─── Given data

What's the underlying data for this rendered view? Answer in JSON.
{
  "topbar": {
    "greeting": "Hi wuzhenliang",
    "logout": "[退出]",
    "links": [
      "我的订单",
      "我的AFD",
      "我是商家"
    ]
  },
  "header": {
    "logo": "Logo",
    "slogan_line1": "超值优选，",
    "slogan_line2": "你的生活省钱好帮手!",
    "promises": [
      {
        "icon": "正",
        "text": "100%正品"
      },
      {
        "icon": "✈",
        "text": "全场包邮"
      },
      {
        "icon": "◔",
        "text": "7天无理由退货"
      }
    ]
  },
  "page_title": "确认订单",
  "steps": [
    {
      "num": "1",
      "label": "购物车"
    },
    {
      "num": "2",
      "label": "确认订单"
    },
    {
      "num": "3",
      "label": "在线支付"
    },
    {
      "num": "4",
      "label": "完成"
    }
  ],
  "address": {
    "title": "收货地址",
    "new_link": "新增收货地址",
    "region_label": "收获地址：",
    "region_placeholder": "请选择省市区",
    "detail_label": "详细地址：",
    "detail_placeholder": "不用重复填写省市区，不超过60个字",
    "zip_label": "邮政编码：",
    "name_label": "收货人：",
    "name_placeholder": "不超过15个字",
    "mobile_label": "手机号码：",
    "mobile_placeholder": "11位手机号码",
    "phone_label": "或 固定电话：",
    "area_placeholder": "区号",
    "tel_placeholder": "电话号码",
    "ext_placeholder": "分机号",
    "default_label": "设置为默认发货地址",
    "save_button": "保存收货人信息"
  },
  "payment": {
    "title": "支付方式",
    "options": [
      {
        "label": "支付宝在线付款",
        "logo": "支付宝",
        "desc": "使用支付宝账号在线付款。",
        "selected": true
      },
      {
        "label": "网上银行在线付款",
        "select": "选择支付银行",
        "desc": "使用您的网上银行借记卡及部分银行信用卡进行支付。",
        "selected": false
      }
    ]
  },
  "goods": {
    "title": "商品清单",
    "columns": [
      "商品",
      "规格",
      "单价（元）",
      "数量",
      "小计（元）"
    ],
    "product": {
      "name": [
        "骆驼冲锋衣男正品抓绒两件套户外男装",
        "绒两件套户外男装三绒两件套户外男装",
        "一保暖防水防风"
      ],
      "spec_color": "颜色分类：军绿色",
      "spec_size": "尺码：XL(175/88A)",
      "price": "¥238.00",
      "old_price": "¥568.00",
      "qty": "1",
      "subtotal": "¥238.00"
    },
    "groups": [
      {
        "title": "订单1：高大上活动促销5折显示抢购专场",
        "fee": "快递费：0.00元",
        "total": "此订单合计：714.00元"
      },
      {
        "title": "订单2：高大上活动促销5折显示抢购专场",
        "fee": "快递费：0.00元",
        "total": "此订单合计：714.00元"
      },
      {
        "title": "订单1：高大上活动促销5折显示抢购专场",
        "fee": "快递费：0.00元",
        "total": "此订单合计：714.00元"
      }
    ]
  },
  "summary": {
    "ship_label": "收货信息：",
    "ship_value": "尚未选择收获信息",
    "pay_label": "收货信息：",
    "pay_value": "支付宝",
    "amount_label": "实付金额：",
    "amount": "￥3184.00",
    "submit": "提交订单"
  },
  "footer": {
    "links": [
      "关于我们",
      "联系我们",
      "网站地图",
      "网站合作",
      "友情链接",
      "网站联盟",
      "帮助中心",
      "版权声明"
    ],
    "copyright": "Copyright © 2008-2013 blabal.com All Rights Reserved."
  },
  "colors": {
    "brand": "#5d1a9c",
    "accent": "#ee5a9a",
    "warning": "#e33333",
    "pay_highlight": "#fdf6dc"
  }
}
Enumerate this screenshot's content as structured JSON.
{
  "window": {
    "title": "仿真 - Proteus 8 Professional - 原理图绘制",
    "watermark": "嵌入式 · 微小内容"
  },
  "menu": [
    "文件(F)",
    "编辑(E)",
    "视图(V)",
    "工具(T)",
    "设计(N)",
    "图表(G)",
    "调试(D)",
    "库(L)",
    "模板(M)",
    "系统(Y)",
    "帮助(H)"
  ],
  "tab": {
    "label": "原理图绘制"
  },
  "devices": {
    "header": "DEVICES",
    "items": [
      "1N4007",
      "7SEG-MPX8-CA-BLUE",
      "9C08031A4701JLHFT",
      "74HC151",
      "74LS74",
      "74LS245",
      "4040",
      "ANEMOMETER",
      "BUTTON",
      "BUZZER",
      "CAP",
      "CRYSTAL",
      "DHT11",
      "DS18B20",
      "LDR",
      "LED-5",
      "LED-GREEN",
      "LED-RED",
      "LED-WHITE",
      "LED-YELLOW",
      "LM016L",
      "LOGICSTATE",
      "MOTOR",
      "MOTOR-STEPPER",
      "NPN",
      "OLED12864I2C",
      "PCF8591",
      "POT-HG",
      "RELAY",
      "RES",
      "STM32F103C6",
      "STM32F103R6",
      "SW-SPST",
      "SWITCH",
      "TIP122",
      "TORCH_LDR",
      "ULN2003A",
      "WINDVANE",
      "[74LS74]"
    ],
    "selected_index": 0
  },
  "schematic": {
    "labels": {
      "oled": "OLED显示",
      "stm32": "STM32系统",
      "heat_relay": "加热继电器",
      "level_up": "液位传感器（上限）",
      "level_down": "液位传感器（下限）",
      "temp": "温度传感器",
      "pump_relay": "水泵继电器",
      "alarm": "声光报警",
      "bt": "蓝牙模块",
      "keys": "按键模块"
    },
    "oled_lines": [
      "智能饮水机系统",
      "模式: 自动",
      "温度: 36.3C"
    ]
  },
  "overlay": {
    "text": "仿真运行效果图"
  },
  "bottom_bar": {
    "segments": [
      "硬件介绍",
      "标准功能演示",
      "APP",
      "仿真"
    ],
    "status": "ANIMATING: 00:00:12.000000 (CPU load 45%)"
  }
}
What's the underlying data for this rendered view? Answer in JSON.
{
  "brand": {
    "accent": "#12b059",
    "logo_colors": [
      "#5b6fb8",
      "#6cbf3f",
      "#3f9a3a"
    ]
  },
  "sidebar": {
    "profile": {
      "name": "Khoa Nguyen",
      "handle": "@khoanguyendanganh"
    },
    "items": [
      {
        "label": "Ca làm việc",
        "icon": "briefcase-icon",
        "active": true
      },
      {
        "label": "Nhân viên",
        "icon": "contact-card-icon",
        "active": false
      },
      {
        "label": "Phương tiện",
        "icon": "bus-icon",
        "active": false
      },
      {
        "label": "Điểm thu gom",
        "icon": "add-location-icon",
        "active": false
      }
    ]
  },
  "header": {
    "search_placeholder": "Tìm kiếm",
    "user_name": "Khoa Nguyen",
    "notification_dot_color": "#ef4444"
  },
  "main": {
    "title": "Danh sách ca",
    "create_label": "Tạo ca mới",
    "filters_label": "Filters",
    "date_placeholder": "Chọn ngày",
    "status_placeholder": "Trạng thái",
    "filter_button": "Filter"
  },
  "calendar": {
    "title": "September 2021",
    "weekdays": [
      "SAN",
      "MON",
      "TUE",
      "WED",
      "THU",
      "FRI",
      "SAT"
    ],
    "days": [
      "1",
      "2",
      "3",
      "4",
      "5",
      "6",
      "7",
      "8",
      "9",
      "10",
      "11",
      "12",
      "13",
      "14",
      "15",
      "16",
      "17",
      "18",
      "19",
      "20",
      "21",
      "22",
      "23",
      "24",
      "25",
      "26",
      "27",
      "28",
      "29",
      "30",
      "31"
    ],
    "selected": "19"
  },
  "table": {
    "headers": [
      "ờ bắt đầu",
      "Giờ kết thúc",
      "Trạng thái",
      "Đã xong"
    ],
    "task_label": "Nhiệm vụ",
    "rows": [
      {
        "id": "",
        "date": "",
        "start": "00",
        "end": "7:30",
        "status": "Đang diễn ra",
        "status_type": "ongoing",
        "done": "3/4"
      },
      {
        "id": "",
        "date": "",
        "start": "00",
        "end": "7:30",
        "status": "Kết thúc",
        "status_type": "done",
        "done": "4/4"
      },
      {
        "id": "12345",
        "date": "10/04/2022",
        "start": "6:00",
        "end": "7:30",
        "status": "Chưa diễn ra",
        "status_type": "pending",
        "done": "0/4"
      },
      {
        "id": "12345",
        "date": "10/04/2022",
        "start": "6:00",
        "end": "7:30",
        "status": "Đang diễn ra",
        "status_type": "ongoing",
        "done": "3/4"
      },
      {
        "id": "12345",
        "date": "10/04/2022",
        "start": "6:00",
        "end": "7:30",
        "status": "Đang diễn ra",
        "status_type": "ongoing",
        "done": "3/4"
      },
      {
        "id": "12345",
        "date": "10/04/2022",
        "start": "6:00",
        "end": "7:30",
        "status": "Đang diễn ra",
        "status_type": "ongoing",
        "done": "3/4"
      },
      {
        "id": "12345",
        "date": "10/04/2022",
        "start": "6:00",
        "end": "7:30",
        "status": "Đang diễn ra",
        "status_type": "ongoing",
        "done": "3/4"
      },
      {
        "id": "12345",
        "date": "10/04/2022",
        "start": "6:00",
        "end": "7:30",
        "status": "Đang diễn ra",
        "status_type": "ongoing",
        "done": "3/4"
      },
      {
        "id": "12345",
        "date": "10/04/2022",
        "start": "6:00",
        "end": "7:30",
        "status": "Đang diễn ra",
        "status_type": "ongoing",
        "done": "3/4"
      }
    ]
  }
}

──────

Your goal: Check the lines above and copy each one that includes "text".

Solution:
        "text": "100%正品"
        "text": "全场包邮"
        "text": "7天无理由退货"
    "text": "仿真运行效果图"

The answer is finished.